▸ Task to complete: Copy, from the entries below, each line where the word "label" can be found.
------ The data
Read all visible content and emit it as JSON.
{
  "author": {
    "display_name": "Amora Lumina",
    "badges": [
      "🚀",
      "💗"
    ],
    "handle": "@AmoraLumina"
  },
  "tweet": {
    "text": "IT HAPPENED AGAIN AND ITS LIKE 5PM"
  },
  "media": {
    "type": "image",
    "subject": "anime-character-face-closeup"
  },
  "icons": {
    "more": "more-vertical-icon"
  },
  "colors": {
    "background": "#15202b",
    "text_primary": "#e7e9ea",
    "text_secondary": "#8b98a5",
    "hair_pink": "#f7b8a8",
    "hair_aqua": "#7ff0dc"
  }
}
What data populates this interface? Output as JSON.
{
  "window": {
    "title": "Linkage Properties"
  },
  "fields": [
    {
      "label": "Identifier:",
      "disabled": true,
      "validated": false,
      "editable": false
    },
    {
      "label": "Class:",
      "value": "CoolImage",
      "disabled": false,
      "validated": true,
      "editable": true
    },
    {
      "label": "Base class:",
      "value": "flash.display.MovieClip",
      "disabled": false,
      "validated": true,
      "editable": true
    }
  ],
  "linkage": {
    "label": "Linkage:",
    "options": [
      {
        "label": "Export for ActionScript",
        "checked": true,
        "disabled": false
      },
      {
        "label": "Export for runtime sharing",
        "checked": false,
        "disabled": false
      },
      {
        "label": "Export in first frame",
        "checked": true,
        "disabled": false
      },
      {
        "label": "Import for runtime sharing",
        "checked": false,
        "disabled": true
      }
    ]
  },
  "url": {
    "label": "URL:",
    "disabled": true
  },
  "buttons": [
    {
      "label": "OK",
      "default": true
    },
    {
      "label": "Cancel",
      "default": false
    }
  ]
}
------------
▸ Problem solution:
      "label": "Identifier:",
      "label": "Class:",
      "label": "Base class:",
    "label": "Linkage:",
        "label": "Export for ActionScript",
        "label": "Export for runtime sharing",
        "label": "Export in first frame",
        "label": "Import for runtime sharing",
    "label": "URL:",
      "label": "OK",
      "label": "Cancel",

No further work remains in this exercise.